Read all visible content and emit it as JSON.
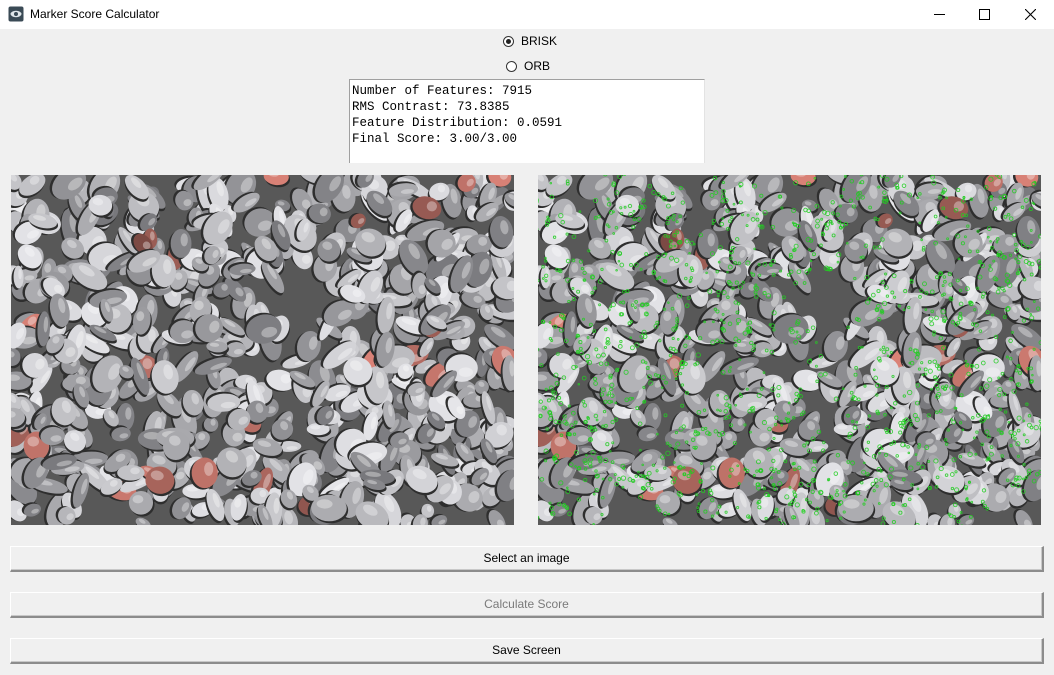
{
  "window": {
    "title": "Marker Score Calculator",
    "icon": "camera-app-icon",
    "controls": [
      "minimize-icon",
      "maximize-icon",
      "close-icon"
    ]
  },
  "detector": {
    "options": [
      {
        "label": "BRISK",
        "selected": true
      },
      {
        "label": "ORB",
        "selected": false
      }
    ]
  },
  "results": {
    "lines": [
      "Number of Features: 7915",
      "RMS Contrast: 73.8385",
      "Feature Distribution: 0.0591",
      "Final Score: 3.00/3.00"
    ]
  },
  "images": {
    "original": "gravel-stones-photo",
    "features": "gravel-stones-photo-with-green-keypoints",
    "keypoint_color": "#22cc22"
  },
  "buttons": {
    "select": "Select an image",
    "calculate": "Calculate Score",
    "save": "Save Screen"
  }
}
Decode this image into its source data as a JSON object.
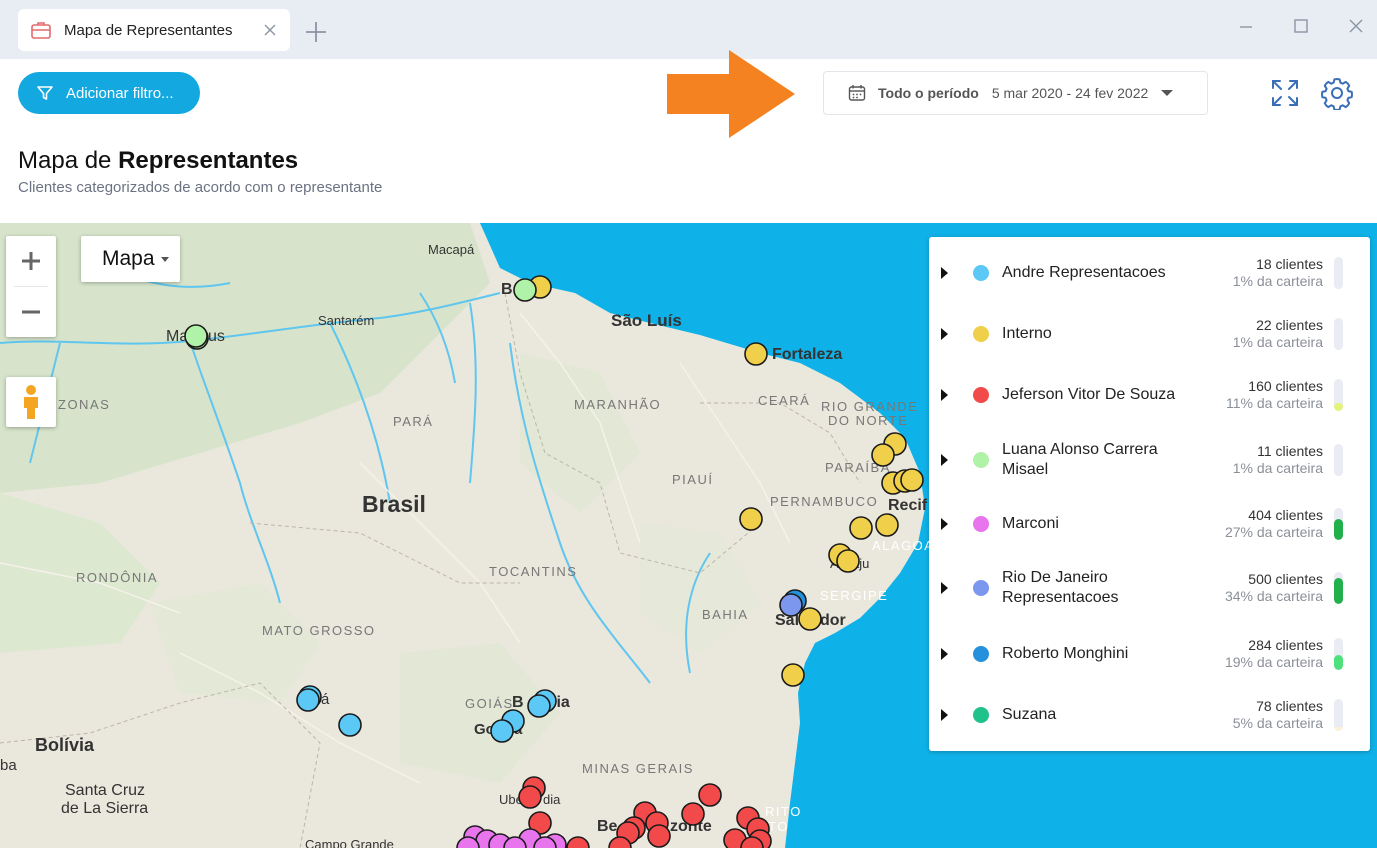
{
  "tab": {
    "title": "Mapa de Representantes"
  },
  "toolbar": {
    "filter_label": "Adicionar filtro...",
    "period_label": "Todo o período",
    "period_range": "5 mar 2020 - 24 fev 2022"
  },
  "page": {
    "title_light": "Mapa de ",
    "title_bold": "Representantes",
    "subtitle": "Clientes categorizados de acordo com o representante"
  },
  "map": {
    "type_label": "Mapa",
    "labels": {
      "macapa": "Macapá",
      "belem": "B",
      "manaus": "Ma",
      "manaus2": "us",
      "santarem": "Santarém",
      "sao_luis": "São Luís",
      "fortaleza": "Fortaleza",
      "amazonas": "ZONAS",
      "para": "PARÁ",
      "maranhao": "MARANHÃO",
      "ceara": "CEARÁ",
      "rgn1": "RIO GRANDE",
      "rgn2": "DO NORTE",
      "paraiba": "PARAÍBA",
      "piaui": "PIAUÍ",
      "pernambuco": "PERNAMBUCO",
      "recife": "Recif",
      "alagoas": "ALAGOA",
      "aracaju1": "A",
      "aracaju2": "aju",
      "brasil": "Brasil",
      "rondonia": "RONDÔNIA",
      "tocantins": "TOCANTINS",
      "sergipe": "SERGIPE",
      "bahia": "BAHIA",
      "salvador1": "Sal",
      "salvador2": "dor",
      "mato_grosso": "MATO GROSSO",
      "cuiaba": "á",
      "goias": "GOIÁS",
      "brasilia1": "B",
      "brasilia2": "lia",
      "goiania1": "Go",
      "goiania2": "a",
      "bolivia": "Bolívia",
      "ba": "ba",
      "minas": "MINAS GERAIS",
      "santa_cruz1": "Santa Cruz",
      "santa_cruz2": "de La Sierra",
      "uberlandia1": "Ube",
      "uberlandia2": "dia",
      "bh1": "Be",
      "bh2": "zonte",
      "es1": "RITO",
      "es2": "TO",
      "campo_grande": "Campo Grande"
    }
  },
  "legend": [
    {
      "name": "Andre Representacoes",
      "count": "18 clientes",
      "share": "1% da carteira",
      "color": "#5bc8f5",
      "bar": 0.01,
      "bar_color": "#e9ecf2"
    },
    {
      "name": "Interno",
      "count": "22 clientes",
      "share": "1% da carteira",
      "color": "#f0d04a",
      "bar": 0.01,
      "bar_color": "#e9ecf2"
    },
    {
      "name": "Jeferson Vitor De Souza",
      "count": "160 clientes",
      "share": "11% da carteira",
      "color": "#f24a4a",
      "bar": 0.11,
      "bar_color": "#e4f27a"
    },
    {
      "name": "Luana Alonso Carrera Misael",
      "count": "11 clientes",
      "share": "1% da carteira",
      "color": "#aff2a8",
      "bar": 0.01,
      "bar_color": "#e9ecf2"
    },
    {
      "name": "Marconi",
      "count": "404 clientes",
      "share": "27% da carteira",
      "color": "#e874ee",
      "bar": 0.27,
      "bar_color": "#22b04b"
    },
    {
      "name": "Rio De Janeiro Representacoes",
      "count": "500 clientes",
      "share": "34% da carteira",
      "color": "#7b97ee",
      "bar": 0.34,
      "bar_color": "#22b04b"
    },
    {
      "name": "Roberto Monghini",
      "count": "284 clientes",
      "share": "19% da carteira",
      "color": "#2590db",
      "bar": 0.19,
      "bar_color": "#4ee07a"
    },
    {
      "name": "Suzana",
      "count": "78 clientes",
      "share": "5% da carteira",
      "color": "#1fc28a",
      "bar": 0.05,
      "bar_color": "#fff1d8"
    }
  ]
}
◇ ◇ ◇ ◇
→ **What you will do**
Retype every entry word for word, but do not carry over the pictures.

→ **Response to this exercise**
Read all visible content and emit it as JSON.
{
  "window": {
    "title": "Marker Score Calculator",
    "icon": "camera-app-icon",
    "controls": [
      "minimize-icon",
      "maximize-icon",
      "close-icon"
    ]
  },
  "detector": {
    "options": [
      {
        "label": "BRISK",
        "selected": true
      },
      {
        "label": "ORB",
        "selected": false
      }
    ]
  },
  "results": {
    "lines": [
      "Number of Features: 7915",
      "RMS Contrast: 73.8385",
      "Feature Distribution: 0.0591",
      "Final Score: 3.00/3.00"
    ]
  },
  "images": {
    "original": "gravel-stones-photo",
    "features": "gravel-stones-photo-with-green-keypoints",
    "keypoint_color": "#22cc22"
  },
  "buttons": {
    "select": "Select an image",
    "calculate": "Calculate Score",
    "save": "Save Screen"
  }
}
Decode this image into its source data as a JSON object.
{
  "tab": {
    "title": "Mapa de Representantes"
  },
  "toolbar": {
    "filter_label": "Adicionar filtro...",
    "period_label": "Todo o período",
    "period_range": "5 mar 2020 - 24 fev 2022"
  },
  "page": {
    "title_light": "Mapa de ",
    "title_bold": "Representantes",
    "subtitle": "Clientes categorizados de acordo com o representante"
  },
  "map": {
    "type_label": "Mapa",
    "labels": {
      "macapa": "Macapá",
      "belem": "B",
      "manaus": "Ma",
      "manaus2": "us",
      "santarem": "Santarém",
      "sao_luis": "São Luís",
      "fortaleza": "Fortaleza",
      "amazonas": "ZONAS",
      "para": "PARÁ",
      "maranhao": "MARANHÃO",
      "ceara": "CEARÁ",
      "rgn1": "RIO GRANDE",
      "rgn2": "DO NORTE",
      "paraiba": "PARAÍBA",
      "piaui": "PIAUÍ",
      "pernambuco": "PERNAMBUCO",
      "recife": "Recif",
      "alagoas": "ALAGOA",
      "aracaju1": "A",
      "aracaju2": "aju",
      "brasil": "Brasil",
      "rondonia": "RONDÔNIA",
      "tocantins": "TOCANTINS",
      "sergipe": "SERGIPE",
      "bahia": "BAHIA",
      "salvador1": "Sal",
      "salvador2": "dor",
      "mato_grosso": "MATO GROSSO",
      "cuiaba": "á",
      "goias": "GOIÁS",
      "brasilia1": "B",
      "brasilia2": "lia",
      "goiania1": "Go",
      "goiania2": "a",
      "bolivia": "Bolívia",
      "ba": "ba",
      "minas": "MINAS GERAIS",
      "santa_cruz1": "Santa Cruz",
      "santa_cruz2": "de La Sierra",
      "uberlandia1": "Ube",
      "uberlandia2": "dia",
      "bh1": "Be",
      "bh2": "zonte",
      "es1": "RITO",
      "es2": "TO",
      "campo_grande": "Campo Grande"
    }
  },
  "legend": [
    {
      "name": "Andre Representacoes",
      "count": "18 clientes",
      "share": "1% da carteira",
      "color": "#5bc8f5",
      "bar": 0.01,
      "bar_color": "#e9ecf2"
    },
    {
      "name": "Interno",
      "count": "22 clientes",
      "share": "1% da carteira",
      "color": "#f0d04a",
      "bar": 0.01,
      "bar_color": "#e9ecf2"
    },
    {
      "name": "Jeferson Vitor De Souza",
      "count": "160 clientes",
      "share": "11% da carteira",
      "color": "#f24a4a",
      "bar": 0.11,
      "bar_color": "#e4f27a"
    },
    {
      "name": "Luana Alonso Carrera Misael",
      "count": "11 clientes",
      "share": "1% da carteira",
      "color": "#aff2a8",
      "bar": 0.01,
      "bar_color": "#e9ecf2"
    },
    {
      "name": "Marconi",
      "count": "404 clientes",
      "share": "27% da carteira",
      "color": "#e874ee",
      "bar": 0.27,
      "bar_color": "#22b04b"
    },
    {
      "name": "Rio De Janeiro Representacoes",
      "count": "500 clientes",
      "share": "34% da carteira",
      "color": "#7b97ee",
      "bar": 0.34,
      "bar_color": "#22b04b"
    },
    {
      "name": "Roberto Monghini",
      "count": "284 clientes",
      "share": "19% da carteira",
      "color": "#2590db",
      "bar": 0.19,
      "bar_color": "#4ee07a"
    },
    {
      "name": "Suzana",
      "count": "78 clientes",
      "share": "5% da carteira",
      "color": "#1fc28a",
      "bar": 0.05,
      "bar_color": "#fff1d8"
    }
  ]
}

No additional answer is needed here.